**Exercise directions**
For each line below that contains the string "title", copy that line.

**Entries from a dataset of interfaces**
/---
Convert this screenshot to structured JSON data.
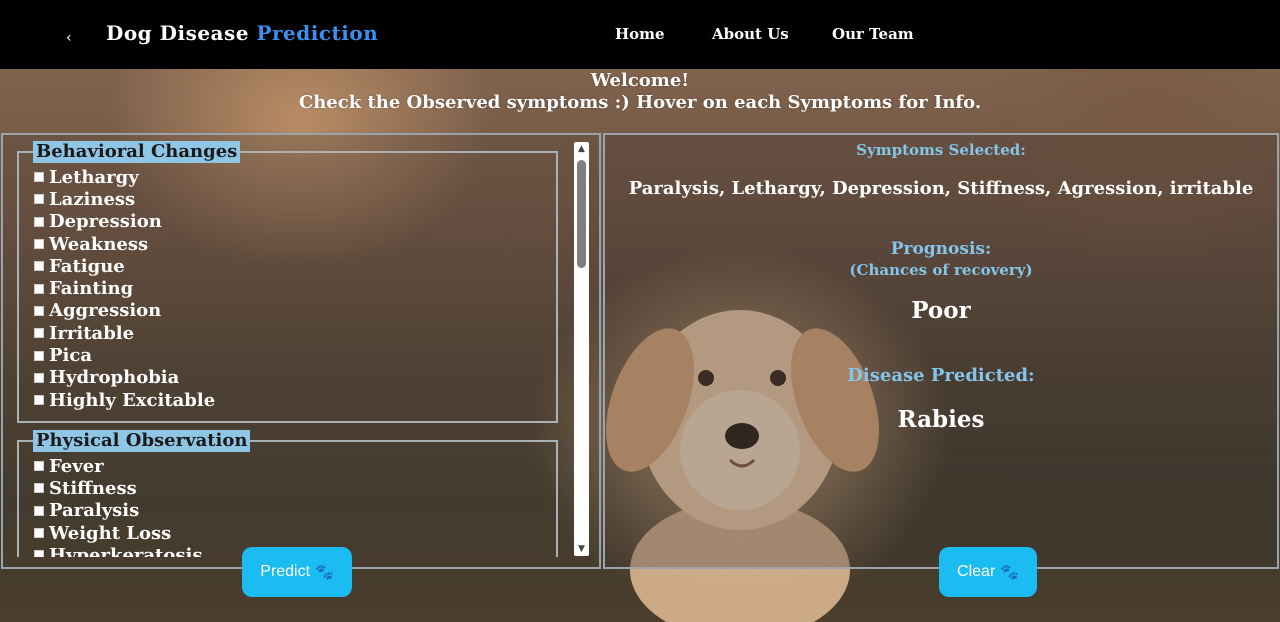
{
  "navbar": {
    "back_icon": "‹",
    "brand_main": "Dog Disease",
    "brand_accent": "Prediction",
    "links": [
      "Home",
      "About Us",
      "Our Team"
    ]
  },
  "welcome": {
    "line1": "Welcome!",
    "line2": "Check the Observed symptoms :) Hover on each Symptoms for Info."
  },
  "symptom_groups": [
    {
      "title": "Behavioral Changes",
      "items": [
        "Lethargy",
        "Laziness",
        "Depression",
        "Weakness",
        "Fatigue",
        "Fainting",
        "Aggression",
        "Irritable",
        "Pica",
        "Hydrophobia",
        "Highly Excitable"
      ]
    },
    {
      "title": "Physical Observation",
      "items": [
        "Fever",
        "Stiffness",
        "Paralysis",
        "Weight Loss",
        "Hyperkeratosis"
      ]
    }
  ],
  "result": {
    "symptoms_label": "Symptoms Selected:",
    "symptoms_value": "Paralysis, Lethargy, Depression, Stiffness, Agression, irritable",
    "prognosis_label": "Prognosis:",
    "prognosis_sub": "(Chances of recovery)",
    "prognosis_value": "Poor",
    "disease_label": "Disease Predicted:",
    "disease_value": "Rabies"
  },
  "buttons": {
    "predict": "Predict",
    "clear": "Clear",
    "paw_icon": "paw-icon"
  },
  "colors": {
    "accent": "#3b8ff0",
    "legend_bg": "#8fc6e6",
    "label_blue": "#86c5ea",
    "button": "#1bbcf2"
  }
}
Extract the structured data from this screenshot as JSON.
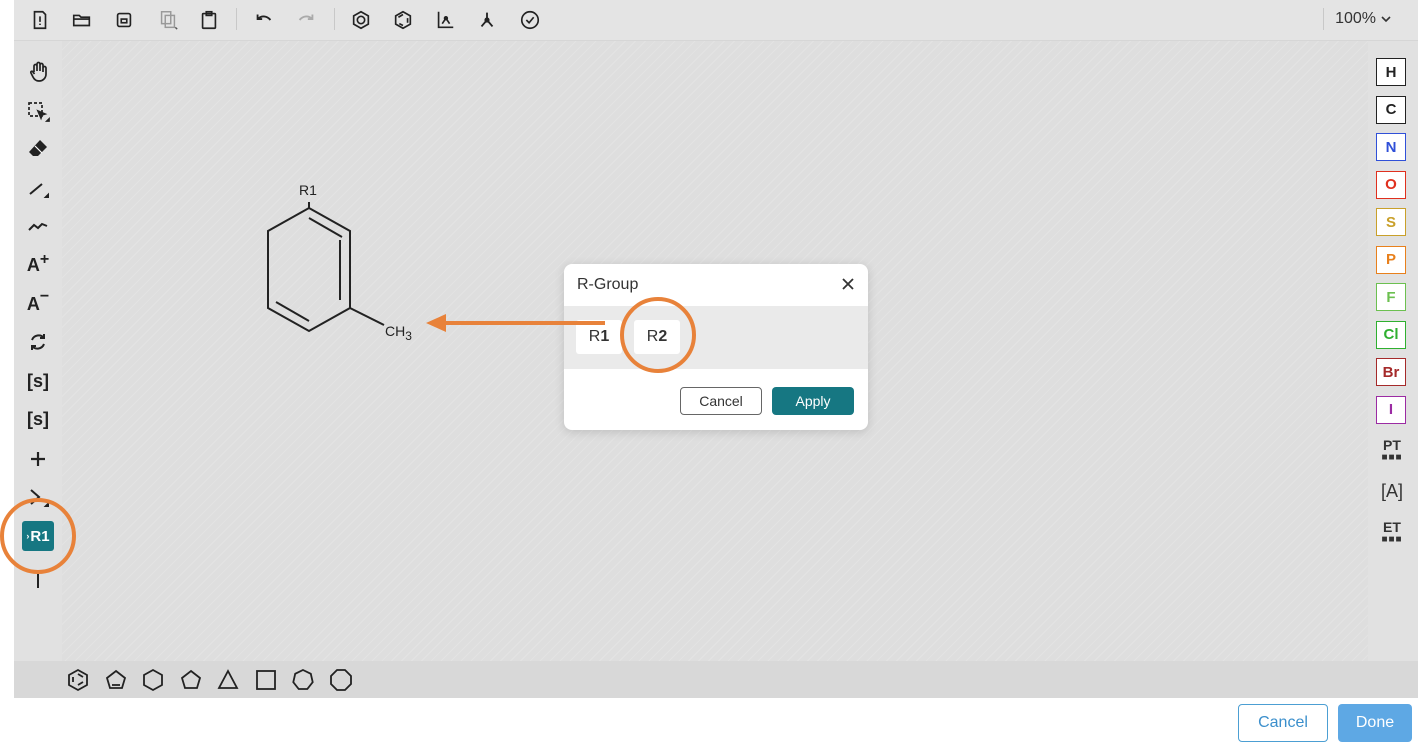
{
  "topbar": {
    "icons": [
      "clear-canvas-icon",
      "open-icon",
      "save-icon",
      "copy-icon",
      "paste-icon",
      "undo-icon",
      "redo-icon",
      "aromatize-icon",
      "dearomatize-icon",
      "layout-icon",
      "clean-up-icon",
      "check-structure-icon"
    ],
    "zoom_label": "100%"
  },
  "left_toolbar": {
    "tools": [
      "hand-tool",
      "select-tool",
      "erase-tool",
      "bond-tool",
      "chain-tool",
      "charge-plus-tool",
      "charge-minus-tool",
      "rotate-tool",
      "sgroup-tool",
      "data-sgroup-tool",
      "reaction-plus-tool",
      "reaction-arrow-tool",
      "rgroup-tool",
      "rgroup-attachment-tool"
    ],
    "charge_plus_label": "A",
    "charge_minus_label": "A",
    "sgroup_label": "[s]",
    "data_sgroup_label": "[s]",
    "rgroup_label": "R1"
  },
  "right_toolbar": {
    "atoms": [
      {
        "symbol": "H",
        "color": "#222222"
      },
      {
        "symbol": "C",
        "color": "#222222"
      },
      {
        "symbol": "N",
        "color": "#3050d8"
      },
      {
        "symbol": "O",
        "color": "#e0301e"
      },
      {
        "symbol": "S",
        "color": "#c9a02a"
      },
      {
        "symbol": "P",
        "color": "#e8801c"
      },
      {
        "symbol": "F",
        "color": "#6cc050"
      },
      {
        "symbol": "Cl",
        "color": "#2fb030"
      },
      {
        "symbol": "Br",
        "color": "#a52a2a"
      },
      {
        "symbol": "I",
        "color": "#9b2ba3"
      }
    ],
    "periodic_table_label": "PT",
    "any_atom_label": "A",
    "extended_table_label": "ET"
  },
  "molecule": {
    "r_label": "R1",
    "substituent_label": "CH",
    "substituent_subscript": "3"
  },
  "dialog": {
    "title": "R-Group",
    "groups": [
      {
        "prefix": "R",
        "number": "1"
      },
      {
        "prefix": "R",
        "number": "2"
      }
    ],
    "cancel_label": "Cancel",
    "apply_label": "Apply"
  },
  "bottom_toolbar": {
    "shapes": [
      "benzene-icon",
      "cyclopentadiene-icon",
      "cyclohexane-icon",
      "cyclopentane-icon",
      "cyclopropane-icon",
      "cyclobutane-icon",
      "cycloheptane-icon",
      "cyclooctane-icon"
    ]
  },
  "footer": {
    "cancel_label": "Cancel",
    "done_label": "Done"
  },
  "colors": {
    "accent": "#167782",
    "annotation": "#e8823a",
    "footer_done": "#5ea8e4"
  }
}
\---
**Reply**
      "title": "Behavioral Changes",
      "title": "Physical Observation",
    "title": "R-Group",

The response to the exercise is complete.